■ What you are asked to do:
Copy the result of filtering the entries below for lines that include the string "name".

■ Data excerpts:
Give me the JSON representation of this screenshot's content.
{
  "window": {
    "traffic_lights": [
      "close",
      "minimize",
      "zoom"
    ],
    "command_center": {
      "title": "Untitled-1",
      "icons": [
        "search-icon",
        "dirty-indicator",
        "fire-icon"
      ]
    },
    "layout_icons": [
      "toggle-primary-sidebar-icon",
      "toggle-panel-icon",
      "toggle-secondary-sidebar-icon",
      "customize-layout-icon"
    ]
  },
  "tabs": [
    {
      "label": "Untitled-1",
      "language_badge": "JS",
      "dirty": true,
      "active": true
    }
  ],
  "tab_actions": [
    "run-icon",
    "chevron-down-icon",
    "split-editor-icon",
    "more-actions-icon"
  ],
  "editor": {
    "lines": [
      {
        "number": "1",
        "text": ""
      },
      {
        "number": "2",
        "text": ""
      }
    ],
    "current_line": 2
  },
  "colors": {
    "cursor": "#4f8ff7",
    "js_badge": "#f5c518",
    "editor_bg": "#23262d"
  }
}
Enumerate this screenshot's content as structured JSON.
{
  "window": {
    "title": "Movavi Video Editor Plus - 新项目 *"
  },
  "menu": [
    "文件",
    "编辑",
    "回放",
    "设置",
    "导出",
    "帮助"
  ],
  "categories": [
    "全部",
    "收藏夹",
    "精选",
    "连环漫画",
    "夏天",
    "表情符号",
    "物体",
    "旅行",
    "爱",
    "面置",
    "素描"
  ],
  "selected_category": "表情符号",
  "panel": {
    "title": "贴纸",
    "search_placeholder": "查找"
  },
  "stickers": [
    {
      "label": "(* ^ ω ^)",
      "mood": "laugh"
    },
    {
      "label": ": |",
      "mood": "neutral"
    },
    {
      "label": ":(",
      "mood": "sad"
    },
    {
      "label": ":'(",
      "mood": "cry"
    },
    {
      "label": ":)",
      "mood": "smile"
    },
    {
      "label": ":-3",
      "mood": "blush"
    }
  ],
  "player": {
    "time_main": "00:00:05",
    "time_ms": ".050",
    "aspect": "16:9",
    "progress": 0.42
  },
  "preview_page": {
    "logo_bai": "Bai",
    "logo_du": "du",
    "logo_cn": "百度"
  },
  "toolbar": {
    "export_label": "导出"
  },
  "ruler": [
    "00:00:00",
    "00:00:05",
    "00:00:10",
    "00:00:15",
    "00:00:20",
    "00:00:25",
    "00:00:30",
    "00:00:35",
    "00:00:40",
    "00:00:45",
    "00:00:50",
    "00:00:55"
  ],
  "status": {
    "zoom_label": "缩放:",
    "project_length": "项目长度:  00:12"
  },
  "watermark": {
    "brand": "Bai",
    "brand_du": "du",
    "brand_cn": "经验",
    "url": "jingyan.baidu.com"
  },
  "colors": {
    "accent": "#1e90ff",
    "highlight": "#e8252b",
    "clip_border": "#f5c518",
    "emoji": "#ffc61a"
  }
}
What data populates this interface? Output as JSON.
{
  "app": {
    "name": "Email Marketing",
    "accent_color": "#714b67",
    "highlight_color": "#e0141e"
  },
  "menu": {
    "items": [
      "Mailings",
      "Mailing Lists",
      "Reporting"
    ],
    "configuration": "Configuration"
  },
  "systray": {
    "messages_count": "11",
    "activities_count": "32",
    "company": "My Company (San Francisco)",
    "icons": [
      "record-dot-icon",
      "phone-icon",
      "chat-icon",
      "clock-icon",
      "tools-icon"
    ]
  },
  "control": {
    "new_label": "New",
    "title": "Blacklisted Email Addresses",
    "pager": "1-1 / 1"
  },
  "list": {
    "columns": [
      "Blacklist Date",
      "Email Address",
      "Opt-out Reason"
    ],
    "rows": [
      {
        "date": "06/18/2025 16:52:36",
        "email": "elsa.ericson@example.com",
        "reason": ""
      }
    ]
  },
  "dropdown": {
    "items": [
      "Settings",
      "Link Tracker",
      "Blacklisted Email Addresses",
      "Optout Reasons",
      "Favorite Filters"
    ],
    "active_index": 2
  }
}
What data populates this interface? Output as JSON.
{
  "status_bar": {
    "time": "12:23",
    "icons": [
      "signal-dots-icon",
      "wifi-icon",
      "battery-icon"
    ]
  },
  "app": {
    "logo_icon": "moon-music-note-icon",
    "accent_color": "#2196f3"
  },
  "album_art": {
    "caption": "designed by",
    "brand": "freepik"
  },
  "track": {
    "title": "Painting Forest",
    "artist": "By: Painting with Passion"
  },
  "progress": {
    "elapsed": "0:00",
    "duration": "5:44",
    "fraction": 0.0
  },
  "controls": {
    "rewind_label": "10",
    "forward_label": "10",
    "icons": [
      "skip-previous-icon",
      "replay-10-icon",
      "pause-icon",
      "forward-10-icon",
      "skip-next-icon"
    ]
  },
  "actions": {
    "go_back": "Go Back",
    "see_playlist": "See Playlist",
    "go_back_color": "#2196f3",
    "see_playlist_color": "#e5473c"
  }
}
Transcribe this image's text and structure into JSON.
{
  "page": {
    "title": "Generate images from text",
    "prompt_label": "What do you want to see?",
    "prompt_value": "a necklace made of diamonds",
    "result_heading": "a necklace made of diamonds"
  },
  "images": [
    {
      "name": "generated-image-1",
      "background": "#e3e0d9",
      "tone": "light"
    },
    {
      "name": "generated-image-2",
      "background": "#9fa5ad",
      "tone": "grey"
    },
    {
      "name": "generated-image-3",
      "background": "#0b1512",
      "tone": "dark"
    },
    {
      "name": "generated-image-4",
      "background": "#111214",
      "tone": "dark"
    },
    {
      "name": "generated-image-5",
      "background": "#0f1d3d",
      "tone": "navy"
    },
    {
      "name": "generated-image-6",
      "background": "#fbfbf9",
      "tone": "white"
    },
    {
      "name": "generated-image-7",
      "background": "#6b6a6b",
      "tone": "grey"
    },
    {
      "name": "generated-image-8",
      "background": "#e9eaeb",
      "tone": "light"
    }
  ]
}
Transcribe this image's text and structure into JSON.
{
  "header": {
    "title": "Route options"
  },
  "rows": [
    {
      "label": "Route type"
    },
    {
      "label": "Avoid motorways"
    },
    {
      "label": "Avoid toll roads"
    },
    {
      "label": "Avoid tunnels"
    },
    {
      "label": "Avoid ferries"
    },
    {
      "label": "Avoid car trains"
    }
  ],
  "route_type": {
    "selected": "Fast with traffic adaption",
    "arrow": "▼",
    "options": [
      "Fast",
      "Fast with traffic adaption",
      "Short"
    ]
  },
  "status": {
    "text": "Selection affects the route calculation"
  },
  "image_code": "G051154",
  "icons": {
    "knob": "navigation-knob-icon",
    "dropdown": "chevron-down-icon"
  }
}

■ Written solution:
    "name": "Email Marketing",
      "name": "generated-image-1",
      "name": "generated-image-2",
      "name": "generated-image-3",
      "name": "generated-image-4",
      "name": "generated-image-5",
      "name": "generated-image-6",
      "name": "generated-image-7",
      "name": "generated-image-8",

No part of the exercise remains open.